A babysitting contract provides you with the peace of knowing how you can expect your child and your home to be cared for while you are away and it gives your babysitter a clear outline of her responsibilities and the compensation she can expect for her work. Fortunately, your babysitting contract doesn't need to be rife with legalese, but rather a straightforward account of the agreement between the two of you.
Start with the basics; state your name and address as well as the name and address of the babysitter and the names of the children for which she will be responsible.
State the rate of pay, including whether the rate is paid by the hour, per day or any other agreed upon arrangement. Detail how frequently the babysitter will be paid, such as daily, weekly or bi-weekly.
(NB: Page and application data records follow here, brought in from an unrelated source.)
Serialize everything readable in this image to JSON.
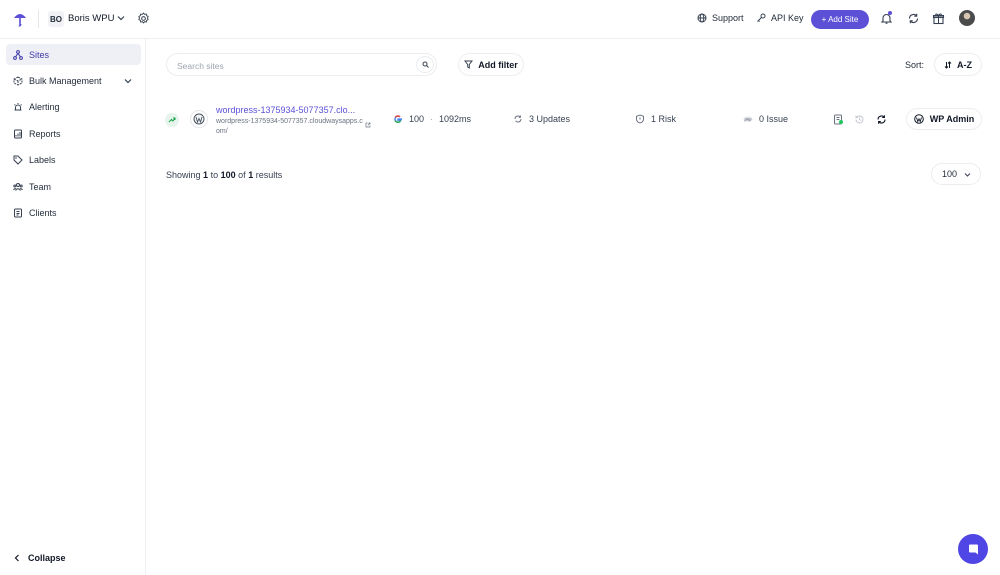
{
  "header": {
    "workspace_initials": "BO",
    "workspace_name": "Boris WPU",
    "support_label": "Support",
    "api_key_label": "API Key",
    "add_site_label": "+ Add Site",
    "accent_color": "#5b50d6"
  },
  "sidebar": {
    "items": [
      {
        "label": "Sites",
        "icon": "sitemap-icon",
        "active": true
      },
      {
        "label": "Bulk Management",
        "icon": "cube-icon",
        "active": false
      },
      {
        "label": "Alerting",
        "icon": "alert-icon",
        "active": false
      },
      {
        "label": "Reports",
        "icon": "reports-icon",
        "active": false
      },
      {
        "label": "Labels",
        "icon": "tag-icon",
        "active": false
      },
      {
        "label": "Team",
        "icon": "team-icon",
        "active": false
      },
      {
        "label": "Clients",
        "icon": "clients-icon",
        "active": false
      }
    ],
    "collapse_label": "Collapse"
  },
  "toolbar": {
    "search_placeholder": "Search sites",
    "add_filter_label": "Add filter",
    "sort_label": "Sort:",
    "sort_value": "A-Z"
  },
  "site": {
    "title": "wordpress-1375934-5077357.clo...",
    "url": "wordpress-1375934-5077357.cloudwaysapps.com/",
    "performance_score": "100",
    "separator": "·",
    "response_time": "1092ms",
    "updates": "3 Updates",
    "risk": "1 Risk",
    "php_issue": "0 Issue",
    "wp_admin_label": "WP Admin"
  },
  "pagination": {
    "showing_prefix": "Showing",
    "from": "1",
    "to_word": "to",
    "to": "100",
    "of_word": "of",
    "total": "1",
    "results_word": "results",
    "per_page": "100"
  }
}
If your babysitter has a valid driver's license, include information about mileage remuneration, if you will be expecting her to shuttle your child to extracurricular activities, friends' houses and any other event.
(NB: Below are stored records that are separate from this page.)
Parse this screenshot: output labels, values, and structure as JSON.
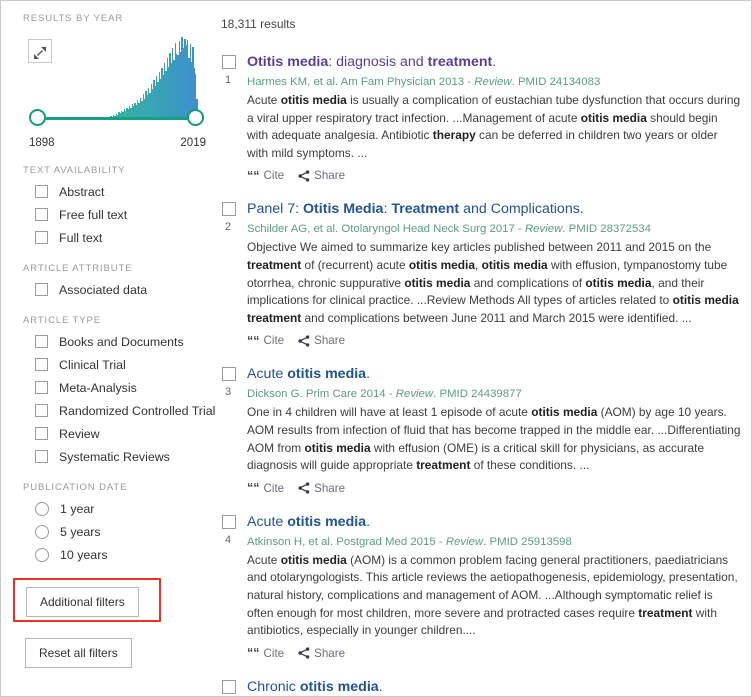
{
  "sidebar": {
    "results_by_year": {
      "heading": "RESULTS BY YEAR",
      "expand_icon": "expand-diagonal-icon",
      "year_min": "1898",
      "year_max": "2019"
    },
    "text_availability": {
      "heading": "TEXT AVAILABILITY",
      "items": [
        {
          "label": "Abstract",
          "checked": false
        },
        {
          "label": "Free full text",
          "checked": false
        },
        {
          "label": "Full text",
          "checked": false
        }
      ]
    },
    "article_attribute": {
      "heading": "ARTICLE ATTRIBUTE",
      "items": [
        {
          "label": "Associated data",
          "checked": false
        }
      ]
    },
    "article_type": {
      "heading": "ARTICLE TYPE",
      "items": [
        {
          "label": "Books and Documents",
          "checked": false
        },
        {
          "label": "Clinical Trial",
          "checked": false
        },
        {
          "label": "Meta-Analysis",
          "checked": false
        },
        {
          "label": "Randomized Controlled Trial",
          "checked": false
        },
        {
          "label": "Review",
          "checked": false
        },
        {
          "label": "Systematic Reviews",
          "checked": false
        }
      ]
    },
    "publication_date": {
      "heading": "PUBLICATION DATE",
      "items": [
        {
          "label": "1 year",
          "selected": false
        },
        {
          "label": "5 years",
          "selected": false
        },
        {
          "label": "10 years",
          "selected": false
        }
      ]
    },
    "additional_filters_label": "Additional filters",
    "reset_all_label": "Reset all filters",
    "highlight_color": "#ee3124"
  },
  "results_header": {
    "count_text": "18,311 results"
  },
  "actions": {
    "cite_label": "Cite",
    "share_label": "Share"
  },
  "results": [
    {
      "number": "1",
      "title_color": "purple",
      "title_parts": [
        {
          "t": "Otitis media",
          "b": true
        },
        {
          "t": ": diagnosis and ",
          "b": false
        },
        {
          "t": "treatment",
          "b": true
        },
        {
          "t": ".",
          "b": false
        }
      ],
      "citation_pre": "Harmes KM, et al. Am Fam Physician 2013 - ",
      "citation_italic": "Review",
      "citation_post": ". PMID 24134083",
      "snippet_parts": [
        {
          "t": "Acute ",
          "b": false
        },
        {
          "t": "otitis media",
          "b": true
        },
        {
          "t": " is usually a complication of eustachian tube dysfunction that occurs during a viral upper respiratory tract infection. ...Management of acute ",
          "b": false
        },
        {
          "t": "otitis media",
          "b": true
        },
        {
          "t": " should begin with adequate analgesia. Antibiotic ",
          "b": false
        },
        {
          "t": "therapy",
          "b": true
        },
        {
          "t": " can be deferred in children two years or older with mild symptoms. ...",
          "b": false
        }
      ]
    },
    {
      "number": "2",
      "title_color": "blue",
      "title_parts": [
        {
          "t": "Panel 7: ",
          "b": false
        },
        {
          "t": "Otitis Media",
          "b": true
        },
        {
          "t": ": ",
          "b": false
        },
        {
          "t": "Treatment",
          "b": true
        },
        {
          "t": " and Complications.",
          "b": false
        }
      ],
      "citation_pre": "Schilder AG, et al. Otolaryngol Head Neck Surg 2017 - ",
      "citation_italic": "Review",
      "citation_post": ". PMID 28372534",
      "snippet_parts": [
        {
          "t": "Objective We aimed to summarize key articles published between 2011 and 2015 on the ",
          "b": false
        },
        {
          "t": "treatment",
          "b": true
        },
        {
          "t": " of (recurrent) acute ",
          "b": false
        },
        {
          "t": "otitis media",
          "b": true
        },
        {
          "t": ", ",
          "b": false
        },
        {
          "t": "otitis media",
          "b": true
        },
        {
          "t": " with effusion, tympanostomy tube otorrhea, chronic suppurative ",
          "b": false
        },
        {
          "t": "otitis media",
          "b": true
        },
        {
          "t": " and complications of ",
          "b": false
        },
        {
          "t": "otitis media",
          "b": true
        },
        {
          "t": ", and their implications for clinical practice. ...Review Methods All types of articles related to ",
          "b": false
        },
        {
          "t": "otitis media treatment",
          "b": true
        },
        {
          "t": " and complications between June 2011 and March 2015 were identified. ...",
          "b": false
        }
      ]
    },
    {
      "number": "3",
      "title_color": "blue",
      "title_parts": [
        {
          "t": "Acute ",
          "b": false
        },
        {
          "t": "otitis media",
          "b": true
        },
        {
          "t": ".",
          "b": false
        }
      ],
      "citation_pre": "Dickson G. Prim Care 2014 - ",
      "citation_italic": "Review",
      "citation_post": ". PMID 24439877",
      "snippet_parts": [
        {
          "t": "One in 4 children will have at least 1 episode of acute ",
          "b": false
        },
        {
          "t": "otitis media",
          "b": true
        },
        {
          "t": " (AOM) by age 10 years. AOM results from infection of fluid that has become trapped in the middle ear. ...Differentiating AOM from ",
          "b": false
        },
        {
          "t": "otitis media",
          "b": true
        },
        {
          "t": " with effusion (OME) is a critical skill for physicians, as accurate diagnosis will guide appropriate ",
          "b": false
        },
        {
          "t": "treatment",
          "b": true
        },
        {
          "t": " of these conditions. ...",
          "b": false
        }
      ]
    },
    {
      "number": "4",
      "title_color": "blue",
      "title_parts": [
        {
          "t": "Acute ",
          "b": false
        },
        {
          "t": "otitis media",
          "b": true
        },
        {
          "t": ".",
          "b": false
        }
      ],
      "citation_pre": "Atkinson H, et al. Postgrad Med 2015 - ",
      "citation_italic": "Review",
      "citation_post": ". PMID 25913598",
      "snippet_parts": [
        {
          "t": "Acute ",
          "b": false
        },
        {
          "t": "otitis media",
          "b": true
        },
        {
          "t": " (AOM) is a common problem facing general practitioners, paediatricians and otolaryngologists. This article reviews the aetiopathogenesis, epidemiology, presentation, natural history, complications and management of AOM. ...Although symptomatic relief is often enough for most children, more severe and protracted cases require ",
          "b": false
        },
        {
          "t": "treatment",
          "b": true
        },
        {
          "t": " with antibiotics, especially in younger children....",
          "b": false
        }
      ]
    },
    {
      "number": "",
      "title_color": "blue",
      "title_parts": [
        {
          "t": "Chronic ",
          "b": false
        },
        {
          "t": "otitis media",
          "b": true
        },
        {
          "t": ".",
          "b": false
        }
      ],
      "citation_pre": "",
      "citation_italic": "",
      "citation_post": "",
      "snippet_parts": []
    }
  ],
  "chart_data": {
    "type": "bar",
    "title": "RESULTS BY YEAR",
    "xlabel": "",
    "ylabel": "",
    "x_range": [
      1898,
      2019
    ],
    "tick_labels": [
      "1898",
      "2019"
    ],
    "grid": false,
    "legend": "none",
    "color_start": "#2fbf93",
    "color_end": "#3f8fd0",
    "values": [
      1,
      1,
      1,
      1,
      1,
      1,
      1,
      1,
      1,
      1,
      1,
      1,
      1,
      1,
      1,
      1,
      1,
      1,
      1,
      1,
      1,
      1,
      1,
      1,
      1,
      1,
      1,
      1,
      1,
      1,
      1,
      1,
      1,
      1,
      1,
      1,
      1,
      1,
      1,
      1,
      1,
      1,
      1,
      1,
      1,
      1,
      1,
      1,
      1,
      1,
      1,
      1,
      2,
      3,
      2,
      3,
      4,
      3,
      5,
      4,
      6,
      5,
      8,
      7,
      10,
      8,
      12,
      10,
      14,
      12,
      16,
      13,
      18,
      16,
      20,
      17,
      23,
      20,
      26,
      22,
      30,
      25,
      34,
      29,
      38,
      32,
      43,
      36,
      47,
      40,
      52,
      45,
      57,
      49,
      62,
      54,
      68,
      58,
      74,
      63,
      80,
      68,
      86,
      72,
      93,
      79,
      78,
      95,
      82,
      100,
      86,
      98,
      90,
      96,
      74,
      92,
      70,
      88,
      62,
      55,
      24
    ]
  }
}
Provide a detailed list of all of the duties that will be expected of the babysitter, such as diaper changes, bottle-feeding, snack preparation, baths and bedtime stories. You can include log sheets in the contract to have your babysitter record each task, particularly if she will be responsible for administering any type of medication. This way, you have a record of each dose.
Spell out any additional duties you expect of your babysitter, such as cooking or heating up your child's meals, washing dishes or loading the dishwasher after dinner and cleaning up after him around the house.
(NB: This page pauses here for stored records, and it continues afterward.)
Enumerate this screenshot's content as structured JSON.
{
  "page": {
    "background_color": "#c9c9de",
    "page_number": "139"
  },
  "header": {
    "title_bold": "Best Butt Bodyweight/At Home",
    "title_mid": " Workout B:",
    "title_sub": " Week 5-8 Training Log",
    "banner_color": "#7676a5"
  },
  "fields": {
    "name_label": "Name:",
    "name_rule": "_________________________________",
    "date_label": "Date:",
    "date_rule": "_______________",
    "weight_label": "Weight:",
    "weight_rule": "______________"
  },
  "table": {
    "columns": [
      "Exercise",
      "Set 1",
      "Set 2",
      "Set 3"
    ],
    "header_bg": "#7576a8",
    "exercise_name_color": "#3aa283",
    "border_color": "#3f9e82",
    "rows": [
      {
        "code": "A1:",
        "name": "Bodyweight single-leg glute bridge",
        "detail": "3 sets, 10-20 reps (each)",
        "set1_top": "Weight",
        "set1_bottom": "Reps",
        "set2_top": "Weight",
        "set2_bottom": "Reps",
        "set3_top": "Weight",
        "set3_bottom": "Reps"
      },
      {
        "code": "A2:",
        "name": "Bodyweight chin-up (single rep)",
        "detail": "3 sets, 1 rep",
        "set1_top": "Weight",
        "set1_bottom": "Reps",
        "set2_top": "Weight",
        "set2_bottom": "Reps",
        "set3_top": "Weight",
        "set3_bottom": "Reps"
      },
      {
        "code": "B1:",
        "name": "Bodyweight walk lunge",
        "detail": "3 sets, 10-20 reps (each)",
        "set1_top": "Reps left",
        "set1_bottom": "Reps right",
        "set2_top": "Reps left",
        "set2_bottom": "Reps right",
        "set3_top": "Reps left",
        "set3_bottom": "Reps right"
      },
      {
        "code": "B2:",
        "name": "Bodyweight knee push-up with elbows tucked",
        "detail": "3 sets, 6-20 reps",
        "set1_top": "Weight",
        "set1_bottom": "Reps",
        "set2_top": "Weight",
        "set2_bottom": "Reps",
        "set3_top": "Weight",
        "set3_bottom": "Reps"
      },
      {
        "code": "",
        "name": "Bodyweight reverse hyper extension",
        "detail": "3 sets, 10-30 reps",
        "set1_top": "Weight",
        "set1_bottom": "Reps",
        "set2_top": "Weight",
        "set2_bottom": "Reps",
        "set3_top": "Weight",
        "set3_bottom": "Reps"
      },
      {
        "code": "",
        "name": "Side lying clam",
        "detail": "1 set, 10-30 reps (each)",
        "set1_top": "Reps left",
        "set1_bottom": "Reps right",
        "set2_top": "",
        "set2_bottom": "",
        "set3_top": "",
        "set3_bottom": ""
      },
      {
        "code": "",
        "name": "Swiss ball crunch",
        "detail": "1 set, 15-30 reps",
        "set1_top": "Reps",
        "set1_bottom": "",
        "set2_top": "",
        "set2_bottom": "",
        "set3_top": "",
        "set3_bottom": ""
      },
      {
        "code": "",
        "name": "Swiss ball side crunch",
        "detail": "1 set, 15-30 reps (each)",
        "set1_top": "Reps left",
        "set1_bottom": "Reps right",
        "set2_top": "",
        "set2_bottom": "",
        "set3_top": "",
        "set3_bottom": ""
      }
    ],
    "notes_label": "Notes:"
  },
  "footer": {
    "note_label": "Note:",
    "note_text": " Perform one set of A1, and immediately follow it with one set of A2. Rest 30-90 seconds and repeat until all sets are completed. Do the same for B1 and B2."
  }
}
Make a list of any activities that are prohibited, such as smoking in the house or having visitors to the home.
Explain the term of the contract, including whether it is a full-time, part-time or an as-needed job, and whether it is an on-going or temporary position. If you expect your babysitter to be at your home on particular days or times, include this in the term information.
Sign the contract and have your babysitter sign it, as well. Make a second copy for each of you to sign and have her keep one copy, as well.
If you're hiring a babysitter under 18 years of age, check your state’s laws to find out if you can enter into a contract with a minor and whether the contract is a legally enforceable agreement, or if you need to get an adult co-signer.